* What you need to do: Return only those lines of the material that contain "Content".

****************************************

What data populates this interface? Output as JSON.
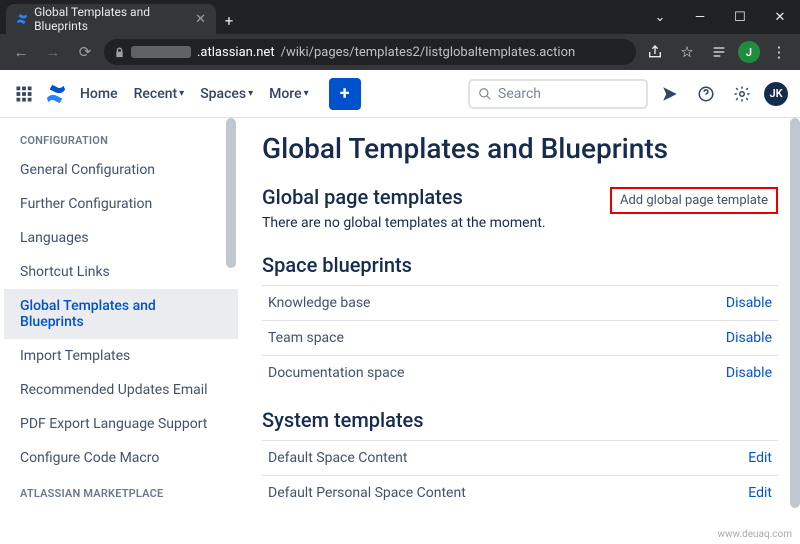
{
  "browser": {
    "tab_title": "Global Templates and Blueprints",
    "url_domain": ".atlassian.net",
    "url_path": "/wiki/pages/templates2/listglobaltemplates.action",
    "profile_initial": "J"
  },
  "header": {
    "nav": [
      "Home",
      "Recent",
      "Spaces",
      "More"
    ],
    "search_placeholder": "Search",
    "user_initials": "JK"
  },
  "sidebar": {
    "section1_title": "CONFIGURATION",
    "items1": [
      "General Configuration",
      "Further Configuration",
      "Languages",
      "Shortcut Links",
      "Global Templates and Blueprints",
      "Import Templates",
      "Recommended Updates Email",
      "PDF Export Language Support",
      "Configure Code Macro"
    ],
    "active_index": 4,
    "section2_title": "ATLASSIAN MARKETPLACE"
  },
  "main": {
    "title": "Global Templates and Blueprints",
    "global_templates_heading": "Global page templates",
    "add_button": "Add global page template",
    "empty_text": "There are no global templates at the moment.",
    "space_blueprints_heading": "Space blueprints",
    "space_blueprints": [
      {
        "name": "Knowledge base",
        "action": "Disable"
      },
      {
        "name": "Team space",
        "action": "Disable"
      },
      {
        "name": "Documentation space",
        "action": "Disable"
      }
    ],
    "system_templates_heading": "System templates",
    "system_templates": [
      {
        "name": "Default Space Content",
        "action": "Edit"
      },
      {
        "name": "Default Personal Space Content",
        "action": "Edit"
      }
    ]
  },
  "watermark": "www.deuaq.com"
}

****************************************

* Answer:
        "name": "Default Space Content",
        "name": "Default Personal Space Content",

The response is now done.